Additionally, a more open aperture can assist in capturing enough light in combination with the slow shutter speed, although this might result in a shallow depth of field. [subheading] Understanding the Downsides

High ISO and slow shutter speed at night also come with their fair share of downsides.

One disadvantage of using a high ISO is limited dynamic range. This can lead to underexposed shadows and blown-out highlights in your photographs.

To combat this, it is crucial to meter the scene properly and make adjustments accordingly. Additionally, slow shutter speeds employed during nighttime photography can result in thermal noise.

This phenomenon occurs when the heat generated by the camera sensor is captured as visual artifacts. This noise can degrade the quality of your images, reducing overall clarity and sharpness.

Moreover, long exposures at night may inadvertently capture the rotation of the Earth. This rotation can cause stars to appear as elongated streaks rather than pinpoints of light.

While this effect can be desired for artistic purposes, it can also introduce unwanted distractions. To avoid this, using a shorter shutter speed or a wider aperture might be necessary.

By understanding the intricacies of the exposure triangle, adapting your settings to the challenges of nighttime photography becomes more manageable. Whether it’s finding the right balance of ISO and noise or combatting motion blur and unwanted star trails, mastering the exposure triangle is essential to capturing stunning nighttime images.

So next time you venture out into the night, armed with your camera and a passion for photography, remember to embrace the exposure triangle.
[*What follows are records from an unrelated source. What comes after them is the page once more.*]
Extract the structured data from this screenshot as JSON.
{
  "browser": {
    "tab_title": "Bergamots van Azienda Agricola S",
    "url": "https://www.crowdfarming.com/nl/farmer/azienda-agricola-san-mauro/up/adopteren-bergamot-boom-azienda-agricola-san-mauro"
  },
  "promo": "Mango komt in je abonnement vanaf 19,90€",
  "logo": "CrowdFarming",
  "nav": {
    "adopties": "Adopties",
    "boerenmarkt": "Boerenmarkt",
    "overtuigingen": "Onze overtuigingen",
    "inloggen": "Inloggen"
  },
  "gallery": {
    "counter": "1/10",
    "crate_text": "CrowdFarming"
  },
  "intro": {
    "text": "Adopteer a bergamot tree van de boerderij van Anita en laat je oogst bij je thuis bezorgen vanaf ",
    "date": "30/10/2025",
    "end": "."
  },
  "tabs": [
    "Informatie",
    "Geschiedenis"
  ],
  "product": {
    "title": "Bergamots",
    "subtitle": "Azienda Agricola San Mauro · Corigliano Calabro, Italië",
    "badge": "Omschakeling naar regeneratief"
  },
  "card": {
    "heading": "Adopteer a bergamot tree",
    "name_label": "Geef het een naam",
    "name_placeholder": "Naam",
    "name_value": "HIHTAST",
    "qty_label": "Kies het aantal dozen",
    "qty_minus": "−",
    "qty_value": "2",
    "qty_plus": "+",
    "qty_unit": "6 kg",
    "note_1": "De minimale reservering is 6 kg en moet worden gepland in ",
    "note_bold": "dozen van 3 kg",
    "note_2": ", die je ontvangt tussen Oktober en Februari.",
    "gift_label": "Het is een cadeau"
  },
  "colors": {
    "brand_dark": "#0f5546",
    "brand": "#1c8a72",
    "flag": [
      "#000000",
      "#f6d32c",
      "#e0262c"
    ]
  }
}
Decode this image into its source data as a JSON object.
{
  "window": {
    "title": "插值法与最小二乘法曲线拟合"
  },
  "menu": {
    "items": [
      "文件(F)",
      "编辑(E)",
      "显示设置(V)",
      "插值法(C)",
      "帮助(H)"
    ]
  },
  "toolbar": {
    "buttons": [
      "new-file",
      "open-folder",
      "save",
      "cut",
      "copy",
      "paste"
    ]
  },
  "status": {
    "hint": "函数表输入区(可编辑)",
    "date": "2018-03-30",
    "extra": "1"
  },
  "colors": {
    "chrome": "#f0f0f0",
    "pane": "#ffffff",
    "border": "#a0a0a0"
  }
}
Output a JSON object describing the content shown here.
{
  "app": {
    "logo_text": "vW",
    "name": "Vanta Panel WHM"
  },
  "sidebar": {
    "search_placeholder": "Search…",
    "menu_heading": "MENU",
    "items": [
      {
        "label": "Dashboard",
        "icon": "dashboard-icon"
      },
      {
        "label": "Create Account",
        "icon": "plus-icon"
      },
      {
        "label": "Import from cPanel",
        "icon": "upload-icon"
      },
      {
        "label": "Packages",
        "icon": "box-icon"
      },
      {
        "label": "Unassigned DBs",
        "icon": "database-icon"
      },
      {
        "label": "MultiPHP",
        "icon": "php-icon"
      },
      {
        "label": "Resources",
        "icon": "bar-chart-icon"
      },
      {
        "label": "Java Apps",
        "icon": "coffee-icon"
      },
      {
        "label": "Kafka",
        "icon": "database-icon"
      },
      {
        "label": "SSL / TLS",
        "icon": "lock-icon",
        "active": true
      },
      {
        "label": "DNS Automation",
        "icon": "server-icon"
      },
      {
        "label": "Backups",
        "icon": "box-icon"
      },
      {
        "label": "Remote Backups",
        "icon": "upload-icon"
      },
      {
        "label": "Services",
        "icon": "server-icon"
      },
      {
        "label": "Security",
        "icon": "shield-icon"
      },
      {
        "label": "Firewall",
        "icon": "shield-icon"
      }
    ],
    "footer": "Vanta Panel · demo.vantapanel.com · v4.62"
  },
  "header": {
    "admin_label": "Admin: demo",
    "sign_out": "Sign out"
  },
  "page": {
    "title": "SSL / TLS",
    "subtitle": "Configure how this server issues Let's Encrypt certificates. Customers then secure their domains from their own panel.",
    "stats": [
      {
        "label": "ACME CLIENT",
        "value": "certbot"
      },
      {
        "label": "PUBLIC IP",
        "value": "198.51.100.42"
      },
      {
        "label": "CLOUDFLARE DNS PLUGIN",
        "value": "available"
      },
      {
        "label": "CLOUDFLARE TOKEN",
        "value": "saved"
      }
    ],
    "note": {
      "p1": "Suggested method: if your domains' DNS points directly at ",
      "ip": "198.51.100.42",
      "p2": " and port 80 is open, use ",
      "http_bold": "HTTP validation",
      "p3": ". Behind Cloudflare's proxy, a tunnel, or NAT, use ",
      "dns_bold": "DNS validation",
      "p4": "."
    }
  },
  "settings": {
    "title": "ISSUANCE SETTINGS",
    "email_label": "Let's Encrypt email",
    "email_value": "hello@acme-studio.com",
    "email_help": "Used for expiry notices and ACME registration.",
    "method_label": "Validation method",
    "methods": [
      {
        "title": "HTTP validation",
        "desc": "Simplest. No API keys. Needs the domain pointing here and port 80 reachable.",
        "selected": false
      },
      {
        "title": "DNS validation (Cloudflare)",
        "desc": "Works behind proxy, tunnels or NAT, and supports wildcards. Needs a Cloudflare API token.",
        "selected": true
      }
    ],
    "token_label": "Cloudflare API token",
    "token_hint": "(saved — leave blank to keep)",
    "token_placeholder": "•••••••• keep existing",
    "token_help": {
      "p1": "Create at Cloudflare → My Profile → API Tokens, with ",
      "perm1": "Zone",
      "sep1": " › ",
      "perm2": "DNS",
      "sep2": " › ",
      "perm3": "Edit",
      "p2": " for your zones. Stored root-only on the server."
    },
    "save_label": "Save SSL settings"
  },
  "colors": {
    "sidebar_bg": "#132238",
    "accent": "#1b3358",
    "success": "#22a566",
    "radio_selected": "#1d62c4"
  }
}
As you experiment with different combinations of shutter speed, aperture, and ISO, you will unlock the true potential of your images.

Capture the beauty that exists even in the darkest corners, and let your photographs tell stories that transcend time. In conclusion, understanding the exposure triangle is essential for photographers looking to capture the perfect image.

The combination of shutter speed, aperture, and ISO allows us to control the amount of light, freeze or show motion, and adjust the sensitivity of the image sensor. When shooting at night, the exposure triangle becomes even more crucial, as challenges such as high ISO and slow shutter speeds arise.

By balancing these elements, we can overcome difficulties like grain and noise while still capturing the beauty of the night. So, embrace the exposure triangle, experiment with different settings, and let your photographs tell stories that illuminate the world around us.